While Ubuntu has never been a perfect system, nor was this feature very well implemented, I believe the accusations brought against Canonical were, in the words Jono Bacon — community manager for the company — FUD (Fear, Uncertainty, and Doubt). First of all, these are not ads. These are responses to searches performed by the user. To say this would be to accuse all Internet search engines of being ads. Yes, Canonical is able to make money off of this feature, but this is only for some of the results, meaning this probably wasn’t the original intention of the feature’s inclusion. To those who object to Canonical making money, I would ask how much they paid for the operating system. The answer is nothing, because Canonical provides the operating system to us at no cost, even though making an operating system still has costs. Second, these search results are not spyware, despite Richard Stallman’s accusations. The search results are sent to Canonical’s servers via a secure (SSL) connection where they are directed to the various websites anonymously so as to protect the individuals’ identities. Moreover, since Ubuntu is open source, all the code for doing this is provided for public consumption so that we know exactly what that code is doing. To give us even more assurance, Canonical has allowed us to turn this feature off with great ease. This feature is far from perfect. It does not provide very accurate results; it searches the Web for things it obviously won’t find there, and some would say it should be an opt-in rather than an opt-out. This is to be expected, however, because 12.10 is a development release as will be 13.04 and 13.10. These releases are not meant to ultimately define the Ubuntu operating system; they are meant for testing new features to see if users want them and how they can be improved.
It seems as if Canonical cannot be given an opportunity to see how a Linux distribution can survive beyond the nerd world created around Linux. Ubuntu is trying to provide the benefits of a free and open source operating system for everyday users. In order to do this, it needs to build innovative and useful tools that are different from the competition and be able to fund itself at the same time. Almost every time Ubuntu includes a new feature that is different than other distributions, it is met with harsh criticism before being truly tried and tested.
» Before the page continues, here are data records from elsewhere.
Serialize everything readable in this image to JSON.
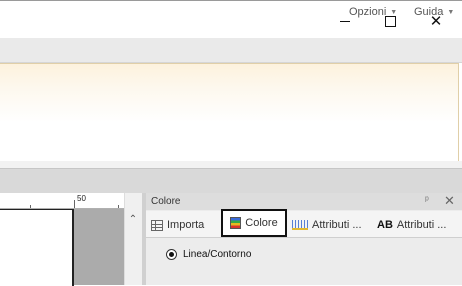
{
  "window": {
    "controls": {
      "minimize": "minimize-icon",
      "maximize": "maximize-icon",
      "close": "close-icon",
      "close_glyph": "✕"
    }
  },
  "menu": {
    "items": [
      {
        "label": "Opzioni",
        "caret": "▼"
      },
      {
        "label": "Guida",
        "caret": "▼"
      }
    ]
  },
  "ruler": {
    "label": "50"
  },
  "scroll": {
    "up_glyph": "⌃"
  },
  "panel": {
    "title": "Colore",
    "pin_glyph": "ᵖ",
    "close_glyph": "✕",
    "tabs": [
      {
        "label": "Importa",
        "icon": "import-icon"
      },
      {
        "label": "Colore",
        "icon": "color-palette-icon",
        "selected": true
      },
      {
        "label": "Attributi ...",
        "icon": "thread-attributes-icon"
      },
      {
        "label": "Attributi ...",
        "icon": "text-attributes-icon",
        "icon_text": "AB"
      }
    ],
    "option": {
      "label": "Linea/Contorno",
      "checked": true
    }
  },
  "colors": {
    "ribbon_top": "#fdf2dd",
    "selected_tab_border": "#111111",
    "panel_bg": "#ececec"
  }
}
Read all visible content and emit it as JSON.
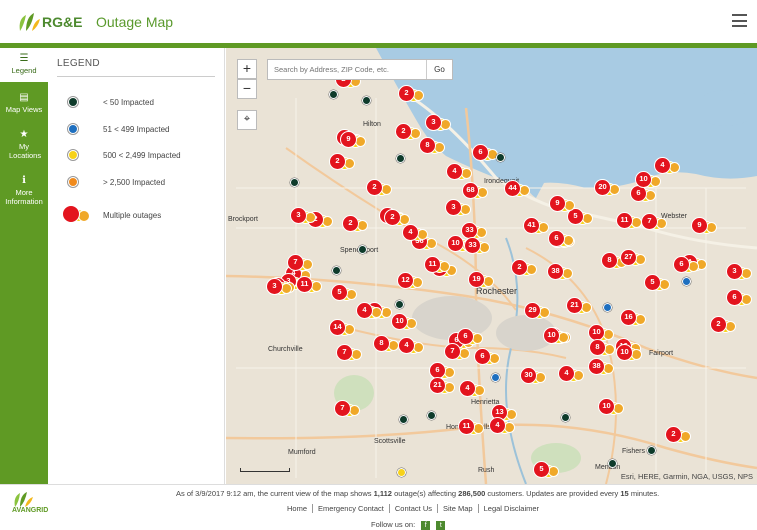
{
  "header": {
    "logo_text": "RG&E",
    "title": "Outage Map"
  },
  "sidenav": [
    {
      "id": "legend",
      "icon": "list-icon",
      "glyph": "☰",
      "label": "Legend",
      "active": true
    },
    {
      "id": "map-views",
      "icon": "layers-icon",
      "glyph": "▤",
      "label": "Map Views"
    },
    {
      "id": "my-locations",
      "icon": "star-icon",
      "glyph": "★",
      "label": "My Locations"
    },
    {
      "id": "more-info",
      "icon": "info-icon",
      "glyph": "ℹ",
      "label": "More Information"
    }
  ],
  "legend": {
    "title": "LEGEND",
    "items": [
      {
        "label": "< 50 Impacted",
        "color": "#0e3b2b"
      },
      {
        "label": "51 < 499 Impacted",
        "color": "#1e6fbf"
      },
      {
        "label": "500 < 2,499 Impacted",
        "color": "#f7d21a"
      },
      {
        "label": "> 2,500 Impacted",
        "color": "#f08a1c"
      }
    ],
    "multiple_label": "Multiple outages"
  },
  "map": {
    "search_placeholder": "Search by Address, ZIP Code, etc.",
    "search_button": "Go",
    "zoom_in": "+",
    "zoom_out": "−",
    "locate_icon": "crosshair-icon",
    "attribution": "Esri, HERE, Garmin, NGA, USGS, NPS",
    "place_labels": [
      "Hilton",
      "Spencerport",
      "Brockport",
      "Churchville",
      "Rochester",
      "Irondequoit",
      "Webster",
      "Fairport",
      "Henrietta",
      "Scottsville",
      "Mumford",
      "Rush",
      "Mendon",
      "Fishers",
      "Honeoye Falls"
    ],
    "clusters": [
      "2",
      "2",
      "2",
      "3",
      "2",
      "9",
      "8",
      "6",
      "2",
      "4",
      "2",
      "68",
      "44",
      "3",
      "2",
      "8",
      "20",
      "6",
      "4",
      "10",
      "3",
      "2",
      "36",
      "5",
      "11",
      "7",
      "9",
      "4",
      "2",
      "10",
      "33",
      "41",
      "9",
      "21",
      "6",
      "33",
      "8",
      "27",
      "11",
      "38",
      "4",
      "3",
      "19",
      "4",
      "6",
      "3",
      "12",
      "11",
      "2",
      "3",
      "7",
      "5",
      "10",
      "21",
      "11",
      "4",
      "10",
      "5",
      "4",
      "6",
      "7",
      "29",
      "10",
      "16",
      "14",
      "8",
      "4",
      "7",
      "10",
      "16",
      "6",
      "10",
      "2",
      "8",
      "16",
      "6",
      "38",
      "6",
      "4",
      "30",
      "21",
      "4",
      "7",
      "10",
      "13",
      "11",
      "4",
      "2",
      "5",
      "3",
      "6",
      "3"
    ],
    "dots": [
      "#0e3b2b",
      "#0e3b2b",
      "#0e3b2b",
      "#0e3b2b",
      "#0e3b2b",
      "#0e3b2b",
      "#1e6fbf",
      "#0e3b2b",
      "#1e6fbf",
      "#1e6fbf",
      "#0e3b2b",
      "#0e3b2b",
      "#0e3b2b",
      "#0e3b2b",
      "#0e3b2b",
      "#f7d21a",
      "#0e3b2b"
    ]
  },
  "footer": {
    "status_prefix": "As of 3/9/2017 9:12 am, the current view of the map shows",
    "outage_count": "1,112",
    "status_mid": "outage(s) affecting",
    "customer_count": "286,500",
    "status_mid2": "customers. Updates are provided every",
    "interval": "15",
    "status_suffix": "minutes.",
    "links": [
      "Home",
      "Emergency Contact",
      "Contact Us",
      "Site Map",
      "Legal Disclaimer"
    ],
    "follow_label": "Follow us on:",
    "brand": "AVANGRID"
  }
}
One might say that I don’t care about privacy or that I simply don’t understand what is done with my data on the Internet. Some of this is true; I am not as paranoid about privacy as many. I use Google products without hesitation knowing full well that everything I do on them is tracked for advertising purposes. However, I do know what is done with my data on the Internet, and that is why I am not as concerned about privacy. Everything done on the Internet is a public activity. This may be a surprise to some, but you do not have your own private Internet. You are going to websites not your own, you interact with other people, and you are taking advantage of services you do not pay for. Everything you do can — and most likely will — be tracked. Even if a website says it is not tracking you, given enough motivation, that data can be found. So privacy on the Internet is all but impossible. When you interact with an external person (or, in this case, website), you are sharing data with them. As in any public space, you must be mindful of what you do on the Internet.
I don’t believe that these new features are cause for worry from everyday users and nerds alike. Not only are these features enacted very securely to keep the data as private as possible, but users are allowed to turn them off with ease. For those who don’t trust Canonical with their data, I repeat founder Mark Shuttleworth’s words:
Can Canonical and the Ubuntu community handle the responsibility associated with this sort of service?
Using an operating system depends on a certain amount of trust. With most closed source operating systems, the user has to trust that the originating company will abide by its own privacy policies. With a system like Ubuntu, we not only have privacy policies but we also have the source code to see what it happening behind the scenes. To date, Canonical has given us no reason to mistrust it.
My name is Nate Carpenter; I am an 18-year-old aspiring Linux expert and musician. I was introduced to Linux by a friend when I was 14 and have been an enthusiast ever since. I enjoy convincing people of the numerous benefits of open source software, setting up and configuring Linux servers, attending cello concerts, listening to famous cellists, practicing cello, and eating pizza… lots of pizza.
Image: Ubuntu Party 12.10 shared by Ubuntu Party (via Flickr)